Time, Energy, and Changing Plans

Sometimes I forget that I have chronic illnesses. I’m incredibly lucky to be able to say that, but it can become a problem.

When I’ve put in the work, and planning, and gotten a good day (or few days if I’m lucky) with no health problems…. eating what I want without enzymes, doing what I want and not feeling tired, no dizziness or extreme fatigue, no stomach pains, no muscle or joint pain, no episodes of extreme hypersensitivity…. I forget. Being sick is my normal, so when it doesn’t happen my brain gets excited and forgets so that I can plan all of the wonderful things I want to do.

So I call/text friends and family and make plans. I offer to work extra days at my job; which is a highly physical job and fast paced so it takes a lot out of me while also keeping me healthy. I basically over-book myself. That’s what happened this past week.

Getting my YouTube channel started, making plans with friends, cleaning the apartment completely, all while it was a difficult week at work because the steam in the building was shut down and I work running a giant industrial washer sanitizing supplies like carts etc… proved to be too much.

The steam shut down took all of my extra spoons because I was working in freezing conditions and constantly covered in water or at least had soaked socks and shoes. Along with that, I misjudged the time needed to do some things and lost sleep.

Postponing and then, for another reason, having to reschedule plans with a friend was one consequence. I got lucky and another friend postponed plans which gave me time to rest. Even so, by the time I got to Saturday, a day to visit museums in Cleveland with my dad, I was feeling the week. It was a great day, I saw a lot, but not as much as I wanted. I had to head home early because my body was just done.

Luckily I have an understanding father who didn’t mind making plans to come back another time.

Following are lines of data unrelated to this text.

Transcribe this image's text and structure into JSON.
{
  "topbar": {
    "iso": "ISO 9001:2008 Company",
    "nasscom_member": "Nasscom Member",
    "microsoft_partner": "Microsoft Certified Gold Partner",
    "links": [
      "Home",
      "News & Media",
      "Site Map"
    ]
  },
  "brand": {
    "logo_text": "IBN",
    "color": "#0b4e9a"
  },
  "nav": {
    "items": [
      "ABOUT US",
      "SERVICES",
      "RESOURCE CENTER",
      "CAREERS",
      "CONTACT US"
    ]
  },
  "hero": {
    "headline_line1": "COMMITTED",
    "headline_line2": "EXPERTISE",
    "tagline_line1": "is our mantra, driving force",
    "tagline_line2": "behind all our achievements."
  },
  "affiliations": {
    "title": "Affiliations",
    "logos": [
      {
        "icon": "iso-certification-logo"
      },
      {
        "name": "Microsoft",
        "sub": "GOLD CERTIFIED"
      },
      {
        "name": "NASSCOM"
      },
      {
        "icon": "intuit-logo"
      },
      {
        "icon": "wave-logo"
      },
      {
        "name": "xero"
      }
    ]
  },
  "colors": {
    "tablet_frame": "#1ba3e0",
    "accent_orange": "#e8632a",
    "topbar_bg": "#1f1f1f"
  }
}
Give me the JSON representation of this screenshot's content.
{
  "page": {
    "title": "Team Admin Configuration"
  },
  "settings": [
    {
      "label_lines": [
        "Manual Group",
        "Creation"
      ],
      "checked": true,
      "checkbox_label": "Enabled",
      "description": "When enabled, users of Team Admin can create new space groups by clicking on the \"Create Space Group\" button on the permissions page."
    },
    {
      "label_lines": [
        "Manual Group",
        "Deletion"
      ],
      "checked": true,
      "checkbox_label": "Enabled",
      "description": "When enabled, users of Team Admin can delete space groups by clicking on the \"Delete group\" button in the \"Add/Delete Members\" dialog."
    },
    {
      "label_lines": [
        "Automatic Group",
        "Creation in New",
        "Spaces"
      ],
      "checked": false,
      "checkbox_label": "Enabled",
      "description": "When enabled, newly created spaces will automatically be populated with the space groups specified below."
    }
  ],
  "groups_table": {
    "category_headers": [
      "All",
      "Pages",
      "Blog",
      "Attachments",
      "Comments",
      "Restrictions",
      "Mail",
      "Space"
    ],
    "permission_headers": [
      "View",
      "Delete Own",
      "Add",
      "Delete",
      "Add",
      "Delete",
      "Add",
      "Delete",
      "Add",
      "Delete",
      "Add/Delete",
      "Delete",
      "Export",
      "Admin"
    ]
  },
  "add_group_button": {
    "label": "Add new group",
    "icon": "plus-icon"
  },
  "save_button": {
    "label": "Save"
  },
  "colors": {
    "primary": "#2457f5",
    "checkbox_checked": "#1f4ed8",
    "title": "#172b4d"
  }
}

Something a lot of people respond to Spoonies postponing, canceling, or cutting short plans with is anger, or disappointment, or even questioning whether we really want to be there. It’s frustrating and can really make a person want to never make plans with anyone again just to avoid it.

The solution I’ve come up with is to just not give a damn. If I have to do something for my health, and I’ve been honest and upfront with my friend, family member, or boss about my inability to be there, then I have done what I can. There’s no sense in beating myself up when I’ve done nothing wrong.

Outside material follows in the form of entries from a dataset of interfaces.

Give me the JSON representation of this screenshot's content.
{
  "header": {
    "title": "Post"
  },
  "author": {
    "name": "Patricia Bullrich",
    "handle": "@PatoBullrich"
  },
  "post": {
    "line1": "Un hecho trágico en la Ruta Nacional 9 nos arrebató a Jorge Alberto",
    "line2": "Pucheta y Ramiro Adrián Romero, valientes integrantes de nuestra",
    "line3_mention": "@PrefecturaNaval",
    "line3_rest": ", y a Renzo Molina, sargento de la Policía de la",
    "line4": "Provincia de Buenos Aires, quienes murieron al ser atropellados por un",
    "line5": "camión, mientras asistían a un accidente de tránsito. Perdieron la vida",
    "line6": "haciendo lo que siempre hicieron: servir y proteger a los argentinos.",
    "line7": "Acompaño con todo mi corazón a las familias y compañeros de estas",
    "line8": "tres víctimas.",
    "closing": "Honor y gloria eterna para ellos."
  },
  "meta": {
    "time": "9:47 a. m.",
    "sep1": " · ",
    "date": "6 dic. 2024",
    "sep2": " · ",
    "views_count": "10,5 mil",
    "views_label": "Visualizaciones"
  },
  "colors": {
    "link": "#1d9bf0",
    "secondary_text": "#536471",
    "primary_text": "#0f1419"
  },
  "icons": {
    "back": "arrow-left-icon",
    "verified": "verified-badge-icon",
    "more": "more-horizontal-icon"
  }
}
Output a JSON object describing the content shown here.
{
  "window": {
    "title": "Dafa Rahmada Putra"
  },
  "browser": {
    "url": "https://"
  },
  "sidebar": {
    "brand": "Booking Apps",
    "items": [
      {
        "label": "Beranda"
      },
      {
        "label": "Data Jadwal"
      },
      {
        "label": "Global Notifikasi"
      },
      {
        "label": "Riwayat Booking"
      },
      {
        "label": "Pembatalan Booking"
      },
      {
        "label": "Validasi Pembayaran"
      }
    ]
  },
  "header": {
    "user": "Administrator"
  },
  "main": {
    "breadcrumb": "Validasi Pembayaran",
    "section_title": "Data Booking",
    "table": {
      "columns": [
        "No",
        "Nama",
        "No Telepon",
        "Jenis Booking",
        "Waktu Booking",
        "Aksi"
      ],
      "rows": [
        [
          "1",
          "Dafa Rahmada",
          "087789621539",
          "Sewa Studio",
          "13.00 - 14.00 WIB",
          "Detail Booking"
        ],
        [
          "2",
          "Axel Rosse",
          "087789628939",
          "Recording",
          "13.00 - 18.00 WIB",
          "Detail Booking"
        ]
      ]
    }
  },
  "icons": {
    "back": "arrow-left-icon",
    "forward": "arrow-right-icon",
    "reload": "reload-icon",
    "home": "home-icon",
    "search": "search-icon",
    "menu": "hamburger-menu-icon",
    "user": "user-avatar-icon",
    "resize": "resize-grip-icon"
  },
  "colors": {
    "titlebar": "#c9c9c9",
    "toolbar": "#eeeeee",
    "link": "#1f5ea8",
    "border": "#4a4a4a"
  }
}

As Spoonies it’s our job to advocate for ourselves because many times no one else will. It’s difficult, of course, because advocating takes energy. Sometimes the spoons to explain in detail that you don’t dislike a person, you’re just genuinely exhausted, just aren’t there. But here’s the cool thing: it’s a great way to find out who’s worth having in your life and who isn’t.

If someone doesn’t understand your needs, or isn’t compassionate towards you, then maybe they’re not someone who needs to be in your life. If you can’t cut them out for whatever reason then remember that you haven’t done anything wrong. Don’t apologize for doing what you need to be healthy. Apologize for any inconvenience, apologize for changing their plans or schedule, but don’t apologize or feel bad for making healthy choices.

We cannot expect, in a world full of people with no health problems, especially in a country that has a culture of “fix the symptom, take pills, postpone the bad feelings” instead of promoting true overall heath with lifestyle changes, that everyone is going to understand that you’re not jerking them around. That you genuinely need time off to sleep, even if it feels like all you do is sleep or sit.

No one can tell you what you need. You’re the only one living in your body and the only one who’s stuck with it for your whole life. You’re the only one who gets to make decisions about it.

Side note: If you are in a situation where you feel like someone has taken away your choices about your own body, please seek help. Hospitals are equipped with staff who are trained to handle that kind of thing. When they ask if you feel safe in the home or even if they don’t ask, in America it is a patient’s right to request a private meeting, without a family member present and that is a good time to say something. Police also can help and have access to other longterm resources.